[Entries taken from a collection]

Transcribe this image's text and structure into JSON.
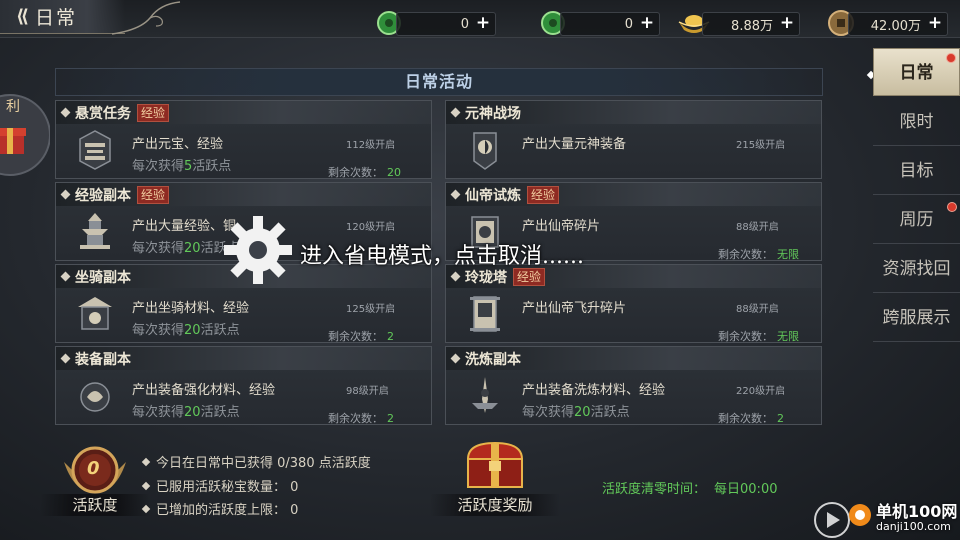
{
  "header": {
    "title": "日常",
    "back_icon": "back-arrow-icon"
  },
  "resources": [
    {
      "icon": "green-jade-icon",
      "value": "0"
    },
    {
      "icon": "green-jade-bound-icon",
      "value": "0"
    },
    {
      "icon": "gold-ingot-icon",
      "value": "8.88万"
    },
    {
      "icon": "copper-coin-icon",
      "value": "42.00万"
    }
  ],
  "panel": {
    "title": "日常活动"
  },
  "cards": [
    {
      "name": "悬赏任务",
      "tag": "经验",
      "desc": "产出元宝、经验",
      "sub_prefix": "每次获得",
      "sub_num": "5",
      "sub_suffix": "活跃点",
      "level": "112级开启",
      "remain_label": "剩余次数：",
      "remain_value": "20",
      "icon": "bounty-scroll-icon"
    },
    {
      "name": "元神战场",
      "tag": "",
      "desc": "产出大量元神装备",
      "sub_prefix": "",
      "sub_num": "",
      "sub_suffix": "",
      "level": "215级开启",
      "remain_label": "",
      "remain_value": "",
      "icon": "soul-battle-icon"
    },
    {
      "name": "经验副本",
      "tag": "经验",
      "desc": "产出大量经验、铜",
      "sub_prefix": "每次获得",
      "sub_num": "20",
      "sub_suffix": "活跃点",
      "level": "120级开启",
      "remain_label": "",
      "remain_value": "",
      "icon": "pagoda-icon"
    },
    {
      "name": "仙帝试炼",
      "tag": "经验",
      "desc": "产出仙帝碎片",
      "sub_prefix": "",
      "sub_num": "",
      "sub_suffix": "",
      "level": "88级开启",
      "remain_label": "剩余次数：",
      "remain_value": "无限",
      "icon": "immortal-trial-icon"
    },
    {
      "name": "坐骑副本",
      "tag": "",
      "desc": "产出坐骑材料、经验",
      "sub_prefix": "每次获得",
      "sub_num": "20",
      "sub_suffix": "活跃点",
      "level": "125级开启",
      "remain_label": "剩余次数：",
      "remain_value": "2",
      "icon": "mount-pavilion-icon"
    },
    {
      "name": "玲珑塔",
      "tag": "经验",
      "desc": "产出仙帝飞升碎片",
      "sub_prefix": "",
      "sub_num": "",
      "sub_suffix": "",
      "level": "88级开启",
      "remain_label": "剩余次数：",
      "remain_value": "无限",
      "icon": "tower-scroll-icon"
    },
    {
      "name": "装备副本",
      "tag": "",
      "desc": "产出装备强化材料、经验",
      "sub_prefix": "每次获得",
      "sub_num": "20",
      "sub_suffix": "活跃点",
      "level": "98级开启",
      "remain_label": "剩余次数：",
      "remain_value": "2",
      "icon": "equipment-icon"
    },
    {
      "name": "洗炼副本",
      "tag": "",
      "desc": "产出装备洗炼材料、经验",
      "sub_prefix": "每次获得",
      "sub_num": "20",
      "sub_suffix": "活跃点",
      "level": "220级开启",
      "remain_label": "剩余次数：",
      "remain_value": "2",
      "icon": "refine-weapon-icon"
    }
  ],
  "sidebar": [
    {
      "label": "日常",
      "active": true,
      "red_dot": true
    },
    {
      "label": "限时",
      "active": false,
      "red_dot": false
    },
    {
      "label": "目标",
      "active": false,
      "red_dot": false
    },
    {
      "label": "周历",
      "active": false,
      "red_dot": true
    },
    {
      "label": "资源找回",
      "active": false,
      "red_dot": false
    },
    {
      "label": "跨服展示",
      "active": false,
      "red_dot": false
    }
  ],
  "left_tab": {
    "label": "利"
  },
  "activity": {
    "value": "0",
    "label": "活跃度"
  },
  "info_lines": [
    "今日在日常中已获得 0/380 点活跃度",
    "已服用活跃秘宝数量： 0",
    "已增加的活跃度上限： 0"
  ],
  "reward": {
    "label": "活跃度奖励"
  },
  "reset": {
    "label": "活跃度清零时间：",
    "value": "每日00:00"
  },
  "toast": {
    "text": "进入省电模式，点击取消......"
  },
  "watermark": {
    "name": "单机100网",
    "url": "danji100.com"
  },
  "colors": {
    "accent_green": "#62c95a",
    "tag_red": "#8e2a22",
    "title_blue": "#bdd0e6",
    "active_tab": "#e9e1cc"
  }
}
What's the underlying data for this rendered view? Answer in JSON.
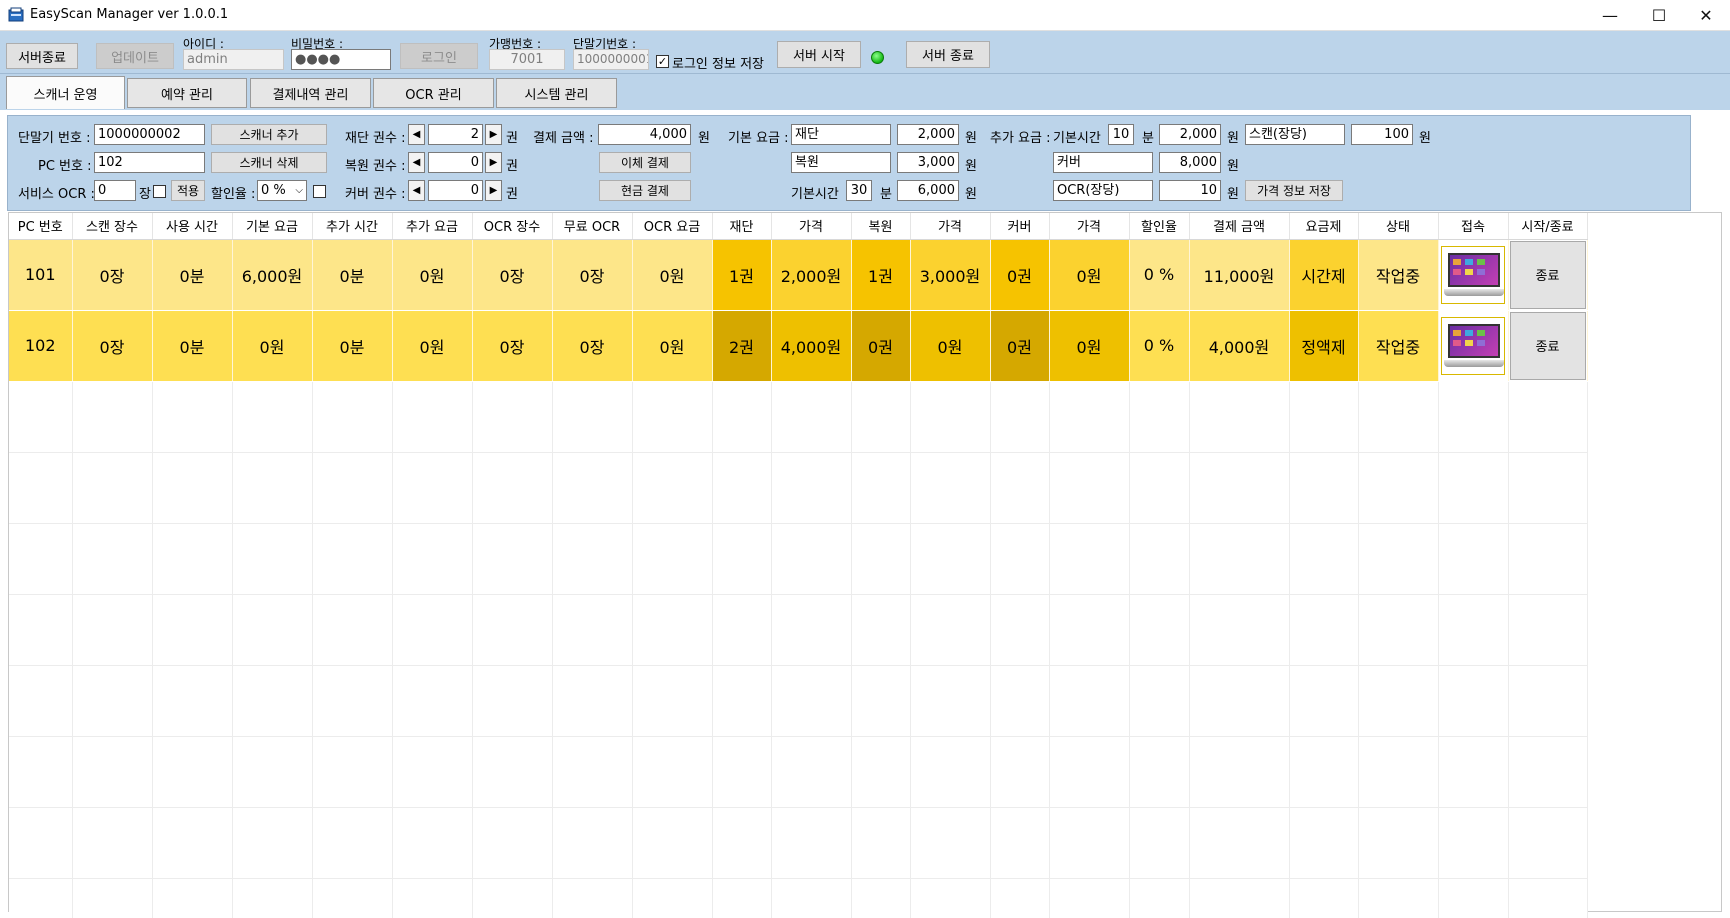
{
  "window": {
    "title": "EasyScan Manager ver 1.0.0.1",
    "minimize": "—",
    "maximize": "☐",
    "close": "✕"
  },
  "login_bar": {
    "server_exit_label": "서버종료",
    "update_label": "업데이트",
    "id_label": "아이디 :",
    "id_value": "admin",
    "password_label": "비밀번호 :",
    "password_value": "●●●●",
    "login_label": "로그인",
    "store_no_label": "가맹번호 :",
    "store_no_value": "7001",
    "terminal_no_label": "단말기번호 :",
    "terminal_no_value": "1000000001",
    "save_login_checked": "✓",
    "save_login_label": "로그인 정보 저장",
    "server_start_label": "서버 시작",
    "server_stop_label": "서버 종료",
    "status_led_color": "#14b814"
  },
  "tabs": [
    "스캐너 운영",
    "예약 관리",
    "결제내역 관리",
    "OCR 관리",
    "시스템 관리"
  ],
  "panel": {
    "terminal_label": "단말기 번호 :",
    "terminal_value": "1000000002",
    "add_scanner_label": "스캐너 추가",
    "pc_label": "PC 번호 :",
    "pc_value": "102",
    "delete_scanner_label": "스캐너 삭제",
    "service_ocr_label": "서비스 OCR :",
    "service_ocr_value": "0",
    "service_ocr_unit": "장",
    "apply_label": "적용",
    "discount_label": "할인율 :",
    "discount_value": "0 %",
    "cut_count_label": "재단 권수 :",
    "cut_count_value": "2",
    "copy_count_label": "복원 권수 :",
    "copy_count_value": "0",
    "cover_count_label": "커버 권수 :",
    "cover_count_value": "0",
    "count_unit": "권",
    "pay_amount_label": "결제 금액 :",
    "pay_amount_value": "4,000",
    "won": "원",
    "transfer_pay_label": "이체 결제",
    "cash_pay_label": "현금 결제",
    "base_fee_label": "기본 요금 :",
    "base_cut_name": "재단",
    "base_cut_price": "2,000",
    "base_copy_name": "복원",
    "base_copy_price": "3,000",
    "base_time_label": "기본시간",
    "base_time_value": "30",
    "base_time_unit": "분",
    "base_time_price": "6,000",
    "extra_fee_label": "추가 요금 :",
    "extra_time_label": "기본시간",
    "extra_time_value": "10",
    "extra_time_unit": "분",
    "extra_time_price": "2,000",
    "scan_name": "스캔(장당)",
    "scan_price": "100",
    "cover_name": "커버",
    "cover_price": "8,000",
    "ocr_name": "OCR(장당)",
    "ocr_price": "10",
    "save_price_label": "가격 정보 저장"
  },
  "grid": {
    "columns": [
      "PC 번호",
      "스캔 장수",
      "사용 시간",
      "기본 요금",
      "추가 시간",
      "추가 요금",
      "OCR 장수",
      "무료 OCR",
      "OCR 요금",
      "재단",
      "가격",
      "복원",
      "가격",
      "커버",
      "가격",
      "할인율",
      "결제 금액",
      "요금제",
      "상태",
      "접속",
      "시작/종료"
    ],
    "rows": [
      [
        "101",
        "0장",
        "0분",
        "6,000원",
        "0분",
        "0원",
        "0장",
        "0장",
        "0원",
        "1권",
        "2,000원",
        "1권",
        "3,000원",
        "0권",
        "0원",
        "0 %",
        "11,000원",
        "시간제",
        "작업중",
        "laptop-icon",
        "종료"
      ],
      [
        "102",
        "0장",
        "0분",
        "0원",
        "0분",
        "0원",
        "0장",
        "0장",
        "0원",
        "2권",
        "4,000원",
        "0권",
        "0원",
        "0권",
        "0원",
        "0 %",
        "4,000원",
        "정액제",
        "작업중",
        "laptop-icon",
        "종료"
      ]
    ],
    "colors": {
      "row1_light": "#fde689",
      "row1_mid": "#fbd22f",
      "row1_dark": "#f6c300",
      "row2_light": "#fedf52",
      "row2_mid": "#eec000",
      "row2_dark": "#d5a800"
    }
  }
}
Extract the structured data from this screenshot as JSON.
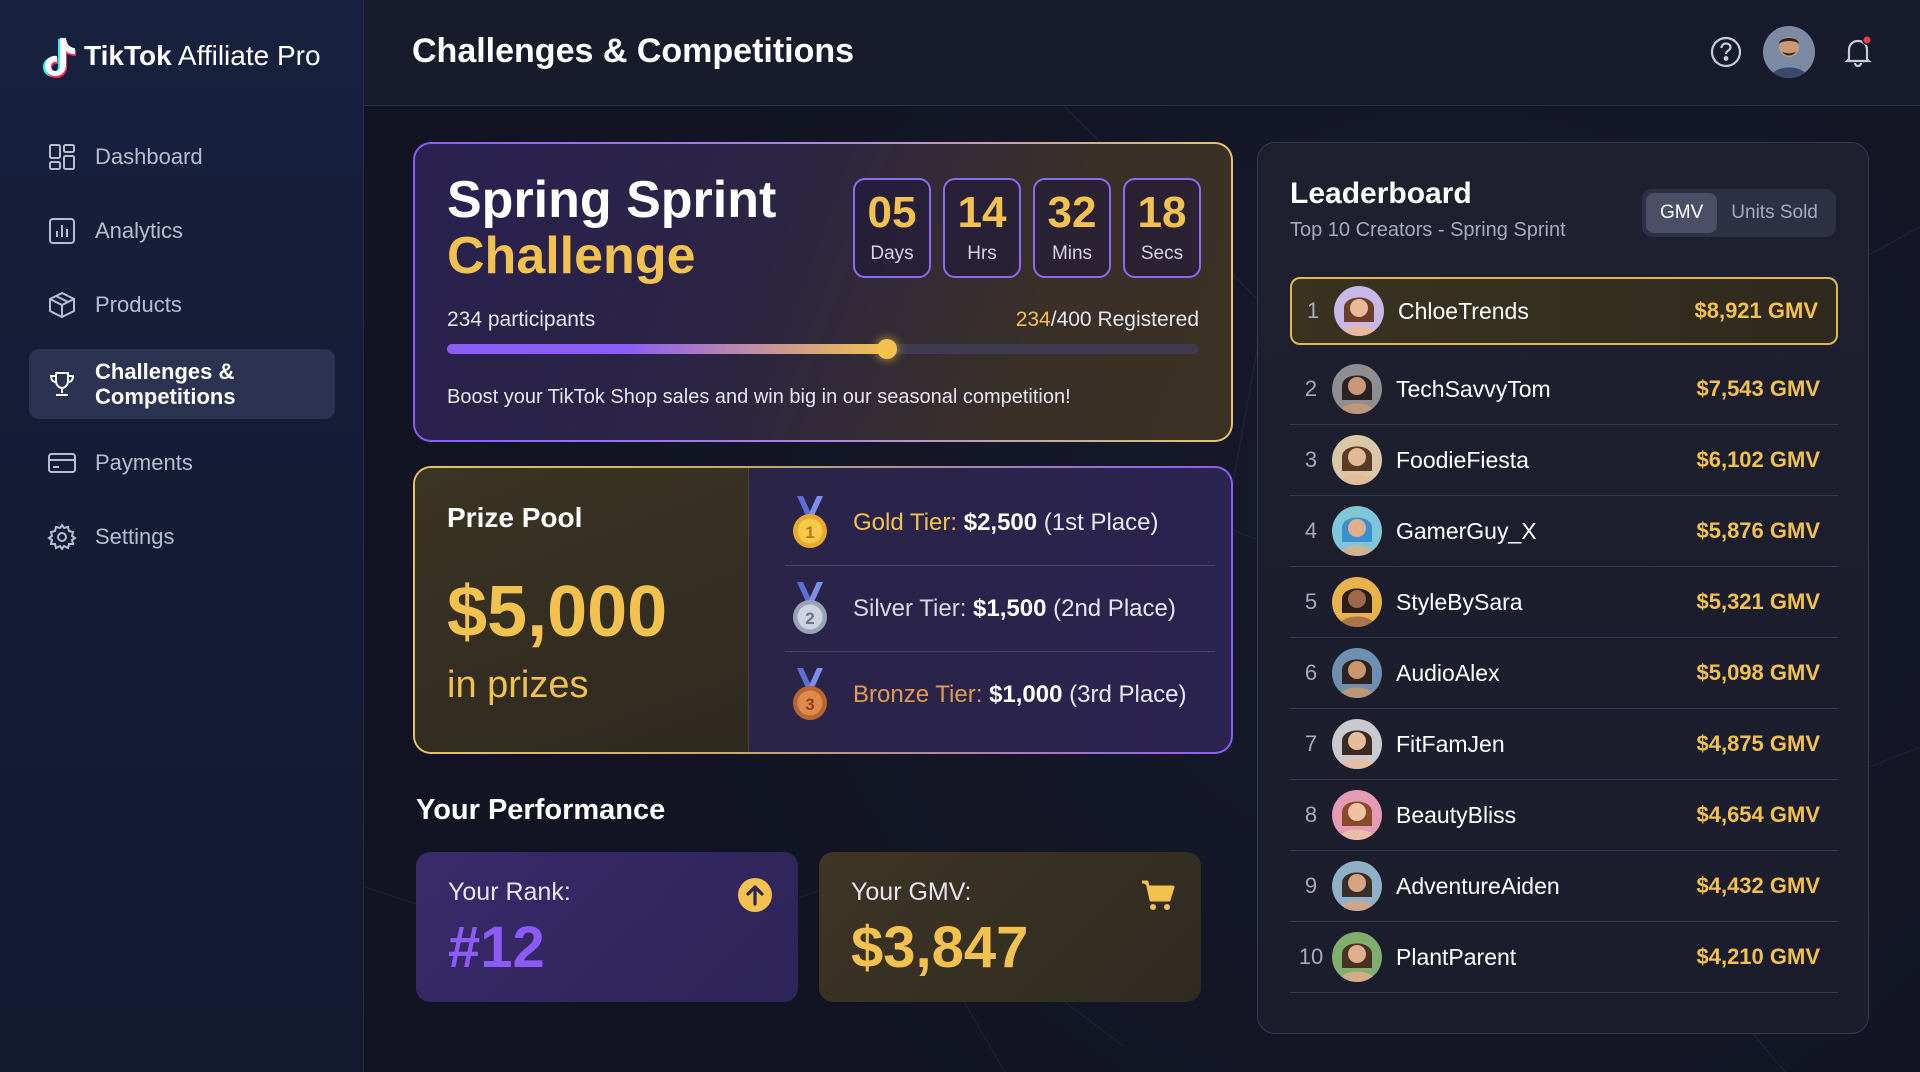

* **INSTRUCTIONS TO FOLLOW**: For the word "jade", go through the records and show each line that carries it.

* **RESPONSE TO THIS TASK**:
      "icon": "green-jade-icon",
      "icon": "green-jade-bound-icon",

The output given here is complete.